"They want to be involved in this mission somehow, some way," he said.

Feucht also said that the team will emphasize physical fitness training. The elevation and rugged terrain, much of it unsuitable for motor vehicles, challenges conventional notions of fitness.

"From what I've been hearing, you find that after carrying all that equipment, you're not in the shape you thought you were in," he said. "They will need to be in the best condition of their lives."

The agribusiness development team will support the U.S. Department of Agriculture in Afghanistan, Feucht said. Conditions at that time will dictate if the Wisconsin ADT maintains current projects or takes on new projects.

Language Training Detachment Stands Up in Europe

By Donna Miles
American Forces Press Service

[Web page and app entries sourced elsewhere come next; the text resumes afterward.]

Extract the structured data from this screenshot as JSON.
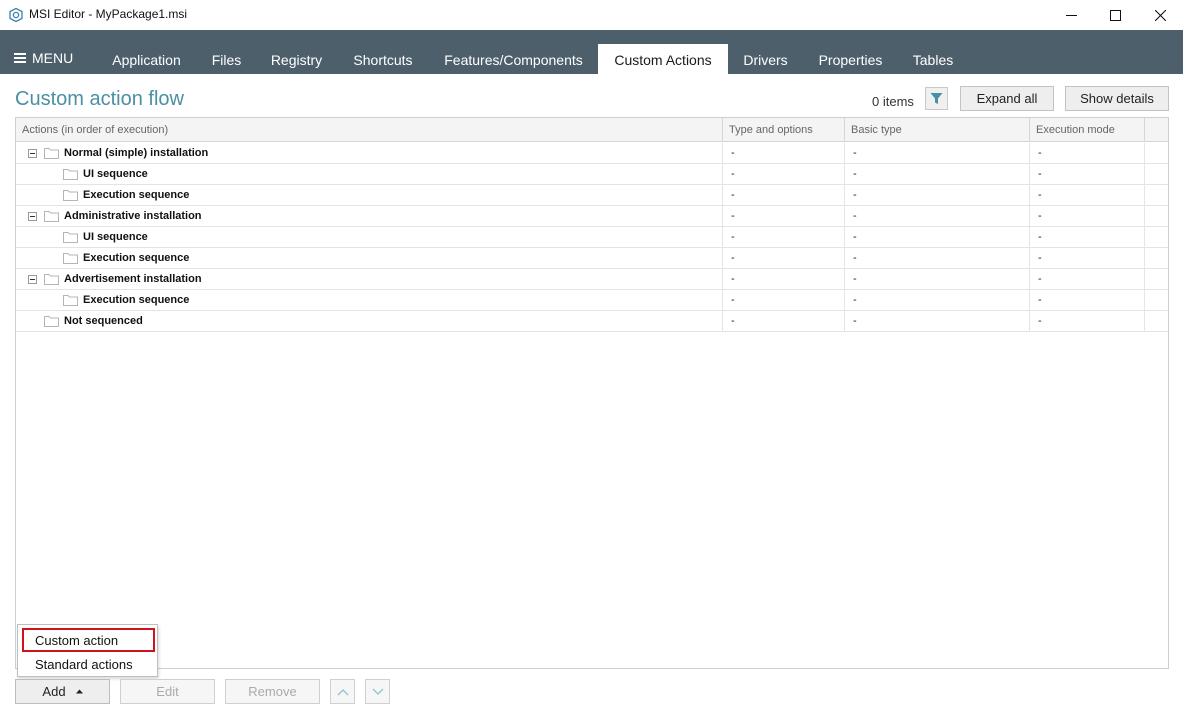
{
  "window": {
    "title": "MSI Editor - MyPackage1.msi"
  },
  "menu": {
    "label": "MENU"
  },
  "tabs": [
    {
      "label": "Application"
    },
    {
      "label": "Files"
    },
    {
      "label": "Registry"
    },
    {
      "label": "Shortcuts"
    },
    {
      "label": "Features/Components"
    },
    {
      "label": "Custom Actions",
      "active": true
    },
    {
      "label": "Drivers"
    },
    {
      "label": "Properties"
    },
    {
      "label": "Tables"
    }
  ],
  "page": {
    "title": "Custom action flow",
    "items_count": "0 items",
    "expand_all": "Expand all",
    "show_details": "Show details"
  },
  "grid": {
    "columns": [
      "Actions (in order of execution)",
      "Type and options",
      "Basic type",
      "Execution mode"
    ],
    "rows": [
      {
        "name": "Normal (simple) installation",
        "level": 0,
        "expandable": true,
        "type": "-",
        "basic": "-",
        "mode": "-"
      },
      {
        "name": "UI sequence",
        "level": 1,
        "expandable": false,
        "type": "-",
        "basic": "-",
        "mode": "-"
      },
      {
        "name": "Execution sequence",
        "level": 1,
        "expandable": false,
        "type": "-",
        "basic": "-",
        "mode": "-"
      },
      {
        "name": "Administrative installation",
        "level": 0,
        "expandable": true,
        "type": "-",
        "basic": "-",
        "mode": "-"
      },
      {
        "name": "UI sequence",
        "level": 1,
        "expandable": false,
        "type": "-",
        "basic": "-",
        "mode": "-"
      },
      {
        "name": "Execution sequence",
        "level": 1,
        "expandable": false,
        "type": "-",
        "basic": "-",
        "mode": "-"
      },
      {
        "name": "Advertisement installation",
        "level": 0,
        "expandable": true,
        "type": "-",
        "basic": "-",
        "mode": "-"
      },
      {
        "name": "Execution sequence",
        "level": 1,
        "expandable": false,
        "type": "-",
        "basic": "-",
        "mode": "-"
      },
      {
        "name": "Not sequenced",
        "level": 0,
        "expandable": false,
        "type": "-",
        "basic": "-",
        "mode": "-"
      }
    ]
  },
  "popup": {
    "items": [
      "Custom action",
      "Standard actions"
    ],
    "highlighted": "Custom action"
  },
  "bottom": {
    "add": "Add",
    "edit": "Edit",
    "remove": "Remove"
  },
  "colors": {
    "menubar": "#4d5f6b",
    "title_accent": "#4a90a4",
    "highlight_border": "#d0121b"
  },
  "icons": [
    "app-icon",
    "minimize-icon",
    "maximize-icon",
    "close-icon",
    "hamburger-icon",
    "filter-icon",
    "folder-icon",
    "collapse-icon",
    "caret-up-icon",
    "chevron-up-icon",
    "chevron-down-icon"
  ]
}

WASHINGTON, Dec. 30, 2010 – With defense leaders emphasizing the importance of language and cultural training to support military operations worldwide, the Defense Language Institute has stood up a new detachment in Germany to provide follow-on sustainment training for military linguists based in Europe.

The language training detachment, at Patch Barracks in Stuttgart, Germany, will provide “substantive and direct support” to linguists assigned to both U.S. European Command and U.S. Africa Command and their subordinate elements, Dan Rugelbrugge, who oversees the effort, said in an interview posted yesterday on the “EUCOMversations” video blog.

Previously, linguists in Europe had to rely on distance learning or mobile training teams for sustainment training after graduating from the Defense Language Institute at the Presidio of Monterey in California.

With the new language training detachment, “We are going to ensure that the people we initially trained are continually trained at that level, which is a pretty high standard,” Rugelbrugge said.

The detachment will operate like those DLI’s Foreign Language Institute manages at more than a dozen military sites in the continental United States and Hawaii to provide operational units recurrent language familiarization and cultural awareness training.

Rugelbrugge, an Army linguistics specialist and combat veteran who has served all over the world, arrived at his new Eucom post about three months ago. He currently is assessing training requirements and plans to hire permanent teachers and other support staff as he slowly grows the program to support demand.

French language training “is constantly requested,” he said, as well as training in German and Russian. In addition, the detachment is expected to support wartime requirements in Afghanistan and Pakistan, with enhancement training in the Dari and Pashto languages.

Navy Adm. Mike Mullen, chairman of the Joint Chiefs of Staff, emphasized during a visit last year to the Defense Language Institute that no training is more critical to the U.S. military than education in critical foreign languages and culture.

While language opens doors to an exchange of information and ideas, he said it also can be a window into the culture of a foreign people.

“It is really important that we listen to other people, that we listen to other cultures, that we pay attention to how they see their problems,” Mullen told the DLI students. “I call that seeing it through their eyes -- putting yourself in a position that actually focuses on what they are thinking about, as opposed to how we think about them, or how we think about, in our Western ways, we might solve their problems.”